Thursday, July 30, 2009
St. Louis and Indianapolis
We drove to Terre Haute, Indiana, after the feis was over and stayed the night there. For the second night in a row, Reese got to go swimming (Mom took her swimming Friday night to try and get some of her energy out, seeing as she'd been in the car all day). I went with Mom and Reese and we played in the pool for a while. Reese "swam" between Mom and I (a distance of maybe 2 feet and someone's hands were on her the whole time), and she hopped from the ladders into our arms. The pool in Terre Haute was 4 foot deep at it's deepest. So not too bad. Taller than Reese, yes, but Mom and I didn't have to worry about accidentally stepping in too deep water.
The next day, we went up to Indianapolis to go see the King Tut exhibit at the Indianapolis Children's Museum. If you get a chance to see King Tut, you really should (no, King Tut is not in the exhibit, but there is a lot of nifty things from his tomb), but I don't recommend bringing young children. If they can't respect it, they shouldn't be there, in my opinion. One kid in our showing touched a statue and set off alarms, and I got to listen to a couple of kids giggle and be generally disrespectful because some of the statues had nudity in them. I wouldn't take Reese, she would've been a huge pain and Dad and I wouldn't have been able to enjoy it. But seeing as it was in a children's museum, Mom was able to take Reese to explore while Dad and I went through the exhibit. With Reese's attention span being roughly a grand 10 seconds for most things, they went through 3 floors in the period it took us to do 1 exhibit. Some variety of the exhibit is in Indianapolis, San Francisco, and Toronto right now (or, in Toronto's case, will be soon). It's been in Chicago and Dallas, that I know of.

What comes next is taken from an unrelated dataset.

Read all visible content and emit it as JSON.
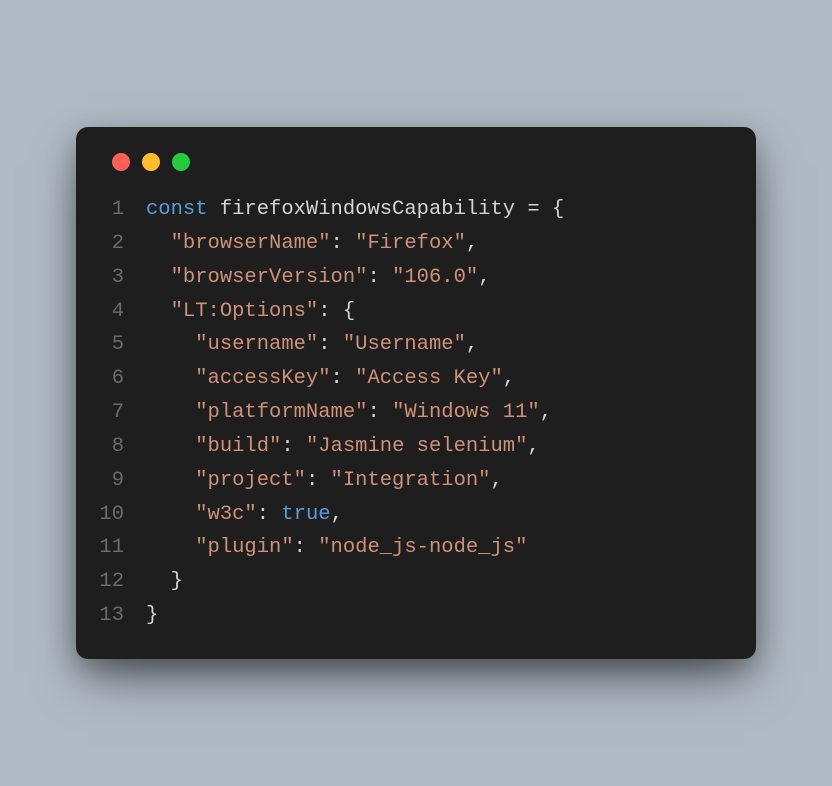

The Children's Museum is awesome. It's the world's largest, 5 stories total. The vast majority of it is hands-on and what isn't is, logically, behind glass. Or in the case of the Tut exhibit, set aside. Reese had a good time. She doesn't get to go many places where she's free to touch as she pleases. It's a rarity to be able to just let a kid wander and touch (under supervision, of course) without worrying that they'll break it, drop it, or otherwise harm it. Or themselves. It has a carousel from the late 1800s, early 1900s. It's been redone and is functional again. It's a dollar a person, but Reese loved it.